Ebay wasn't bad though, and made up some for not having any sales on Bonanzle. I sold a small lot of 1800's railroad related ephemera, about 6 or 7 pieces. I've had this particular lot up for a couple of weeks, starting at $9.95, and that's eventually what it sold for. Considering I didn't pay anything for the lot, the sale price was all profit. The lot didn't contain any earth shattering information or events mentioned, and contained generic memos and notices and such, so I didn't expect it to go for a whole lot. All in all I was pleased with the sale. Here's a photo of the lot.
I also sold a vintage 1970's Arnel's Mushroom sugar bowl. I purchased it for 25 cents at a yard sale, and it sold for $4.20. Not a lot, but still a good profit margin. It was a cute little sugar bowl, and I think the buyer will be pleased with it. Here is a photo of it.
My biggest seller this past week was a paintball gun with a large pack of accessories. It garnered quite a bit of interest, and a good number of bidders. As with the old railroad ephemera, I picked it up for free, so the profit margin was great. It sold for $76.00. I am quite sure that it was actually worth a bit more, but what the hey, isn't that what eBay is for? Making deals? Here is a photo of the paintball gun and accessories.
All in all it wasn't a bad week online, and as always, I'm always looking forward to next weeks sales. Well until tomorrow, take care and I hpoe you all have a great day.
Todays Word of Wisdom: "Words that soak into your ears are whispered, not yelled."
Tuesday, December 2, 2008
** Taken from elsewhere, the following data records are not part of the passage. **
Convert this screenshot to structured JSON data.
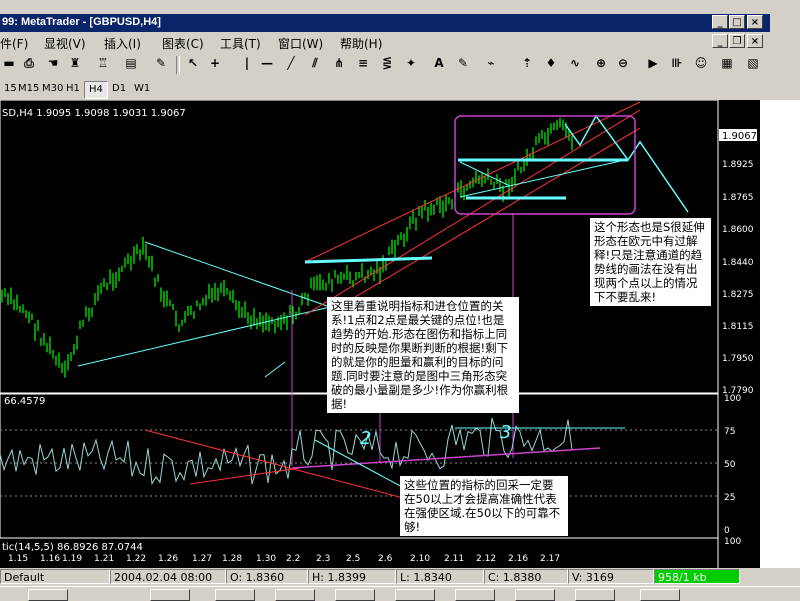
{
  "window": {
    "title": "99: MetaTrader - [GBPUSD,H4]",
    "btn_min": "_",
    "btn_max": "□",
    "btn_close": "×",
    "child_min": "_",
    "child_restore": "❐",
    "child_close": "×"
  },
  "menu": [
    "件(F)",
    "显视(V)",
    "插入(I)",
    "图表(C)",
    "工具(T)",
    "窗口(W)",
    "帮助(H)"
  ],
  "toolbar_icons": [
    "save-icon",
    "print-icon",
    "hand-icon",
    "tower-icon",
    "tower2-icon",
    "properties-icon",
    "pencil-icon",
    "cursor-icon",
    "crosshair-icon",
    "vline-icon",
    "hline-icon",
    "trendline-icon",
    "channel-icon",
    "fibo-icon",
    "gann-icon",
    "fibo-fan-icon",
    "text-icon",
    "label-icon",
    "period-icon",
    "arrow-up-icon",
    "arrow-down-icon",
    "zoom-in-icon",
    "zoom-out-icon",
    "chart-shift-icon",
    "autoscroll-icon",
    "expert-icon",
    "bar-chart-icon",
    "candle-icon"
  ],
  "timeframes": [
    {
      "label": "15",
      "active": false
    },
    {
      "label": "M15",
      "active": false
    },
    {
      "label": "M30",
      "active": false
    },
    {
      "label": "H1",
      "active": false
    },
    {
      "label": "H4",
      "active": true
    },
    {
      "label": "D1",
      "active": false
    },
    {
      "label": "W1",
      "active": false
    }
  ],
  "chart": {
    "header": "SD,H4 1.9095 1.9098 1.9031 1.9067",
    "price_labels": [
      "1.9067",
      "1.8925",
      "1.8765",
      "1.8600",
      "1.8440",
      "1.8275",
      "1.8115",
      "1.7950",
      "1.7790"
    ],
    "current_price": "1.9067",
    "indicator_header": "66.4579",
    "indicator_levels": [
      "100",
      "75",
      "50",
      "25",
      "0"
    ],
    "stoch_header": "tic(14,5,5)  86.8926  87.0744",
    "stoch_level": "100",
    "date_labels": [
      "1.15",
      "1.16",
      "1.19",
      "1.21",
      "1.22",
      "1.26",
      "1.27",
      "1.28",
      "1.30",
      "2.2",
      "2.3",
      "2.5",
      "2.6",
      "2.10",
      "2.11",
      "2.12",
      "2.16",
      "2.17"
    ],
    "marker_2": "2",
    "marker_3": "3",
    "note1": "这里着重说明指标和进仓位置的关系!1点和2点是最关键的点位!也是趋势的开始.形态在图伤和指标上同时的反映是你果断判断的根据!剩下的就是你的胆量和赢利的目标的问题.同时要注意的是图中三角形态突破的最小量副是多少!作为你赢利根据!",
    "note2": "这个形态也是S很延伸形态在欧元中有过解释!只是注意通道的趋势线的画法在没有出现两个点以上的情况下不要乱来!",
    "note3": "这些位置的指标的回采一定要在50以上才会提高准确性代表在强使区域.在50以下的可靠不够!"
  },
  "status": {
    "profile": "Default",
    "datetime": "2004.02.04 08:00",
    "open": "O: 1.8360",
    "high": "H: 1.8399",
    "low": "L: 1.8340",
    "close": "C: 1.8380",
    "volume": "V: 3169",
    "traffic": "958/1 kb"
  },
  "colors": {
    "candle": "#00ff00",
    "channel": "#ff0000",
    "cyan_lines": "#66ffff",
    "magenta_box": "#cc44cc",
    "indicator_line": "#9ad6d6"
  }
}
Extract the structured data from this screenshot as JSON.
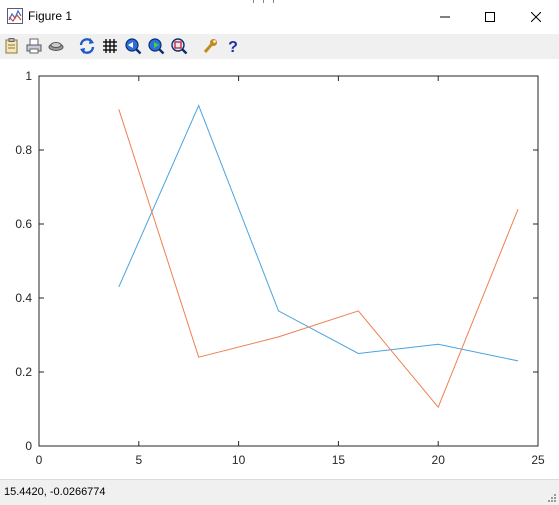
{
  "window": {
    "title": "Figure 1"
  },
  "toolbar": {
    "buttons": [
      {
        "name": "copy-icon"
      },
      {
        "name": "print-icon"
      },
      {
        "name": "rotate-view-icon"
      },
      {
        "name": "refresh-axes-icon"
      },
      {
        "name": "grid-toggle-icon"
      },
      {
        "name": "zoom-in-icon"
      },
      {
        "name": "zoom-out-icon"
      },
      {
        "name": "zoom-box-icon"
      },
      {
        "name": "properties-wrench-icon"
      },
      {
        "name": "help-icon"
      }
    ]
  },
  "chart_data": {
    "type": "line",
    "title": "",
    "xlabel": "",
    "ylabel": "",
    "xlim": [
      0,
      25
    ],
    "ylim": [
      0,
      1
    ],
    "xticks": [
      0,
      5,
      10,
      15,
      20,
      25
    ],
    "yticks": [
      0,
      0.2,
      0.4,
      0.6,
      0.8,
      1
    ],
    "xtick_labels": [
      "0",
      "5",
      "10",
      "15",
      "20",
      "25"
    ],
    "ytick_labels": [
      "0",
      "0.2",
      "0.4",
      "0.6",
      "0.8",
      "1"
    ],
    "grid": false,
    "series": [
      {
        "color": "#4aa3df",
        "x": [
          4,
          8,
          12,
          16,
          20,
          24
        ],
        "y": [
          0.43,
          0.92,
          0.365,
          0.25,
          0.275,
          0.23
        ]
      },
      {
        "color": "#f07f4f",
        "x": [
          4,
          8,
          12,
          16,
          20,
          24
        ],
        "y": [
          0.91,
          0.24,
          0.295,
          0.365,
          0.105,
          0.64
        ]
      }
    ]
  },
  "status": {
    "coords": "15.4420, -0.0266774"
  }
}
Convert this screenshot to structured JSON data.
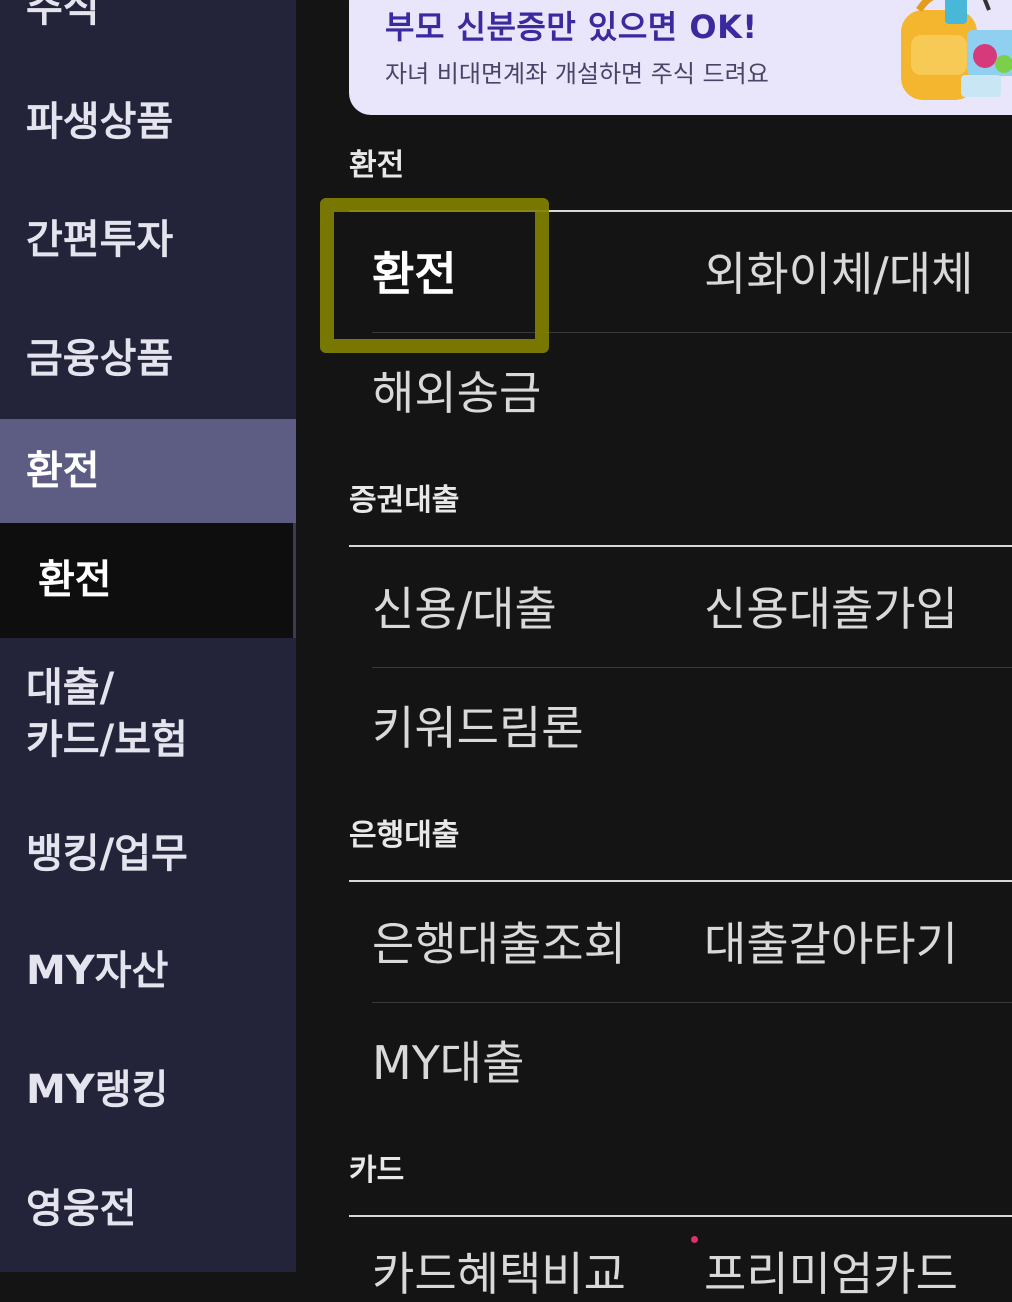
{
  "sidebar": {
    "top_partial": "주식",
    "items": [
      "파생상품",
      "간편투자",
      "금융상품"
    ],
    "active": "환전",
    "active_sub": "환전",
    "loan_line1": "대출/",
    "loan_line2": "카드/보험",
    "items_after": [
      "뱅킹/업무",
      "MY자산",
      "MY랭킹",
      "영웅전"
    ]
  },
  "banner": {
    "title": "부모 신분증만 있으면  OK!",
    "subtitle": "자녀 비대면계좌 개설하면 주식 드려요",
    "art_icon": "backpack-illustration-icon"
  },
  "sections": {
    "exchange": {
      "title": "환전",
      "links": [
        "환전",
        "외화이체/대체",
        "해외송금"
      ]
    },
    "sec_loan": {
      "title": "증권대출",
      "links": [
        "신용/대출",
        "신용대출가입",
        "키워드림론"
      ]
    },
    "bank_loan": {
      "title": "은행대출",
      "links": [
        "은행대출조회",
        "대출갈아타기",
        "MY대출"
      ]
    },
    "card": {
      "title": "카드",
      "links": [
        "카드혜택비교",
        "프리미엄카드"
      ]
    }
  },
  "colors": {
    "sidebar_bg": "#23233a",
    "sidebar_active": "#5d5d84",
    "highlight_border": "#808000",
    "banner_bg": "#e9e6fb",
    "notification_dot": "#e0306a"
  }
}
Not much going on tonight, just getting ready to ship a couple of items out, but I wanted to at least stop in and say howdy. I've been working on the format for this blog, and I think you not only like it a bit, but hop0efully find it useful and informative as well. Just stay tuned and check back often, as I hope to have things organized and looking good by next week. Well, that's it for tonight, so take care and don't forget to leave your comments, as they're always appreciated.
Today's Word of Wisdom: "If you get to thinkin' you're a person of some influence, try orderin' somebody else's dog around."
Monday, December 1, 2008
Well, it's a new week and a new month, and Christmas is almost upon us. We still haven't got our decorations up, but hope to this next weekend. I have been busy putting together swome new items for both eBay and my Bonanzle Booth, including some old Lionel Train Sets with a bunch of accessories, an old box of marbles I came across, some vintage China dishes, and a whole bunch of other stuff. Just a brief note today, as I try to get something blogged each day except Sunday when I try to give my opinions a rest. So, take care all, and I hope to see you here from time to time. I'll be working on some more informative articles throughout the week as I try to develope a more regular format for these daily blogs. Until next time,
Today's Word of Wisdom: "Always remember, you can't unsay a cruel thing."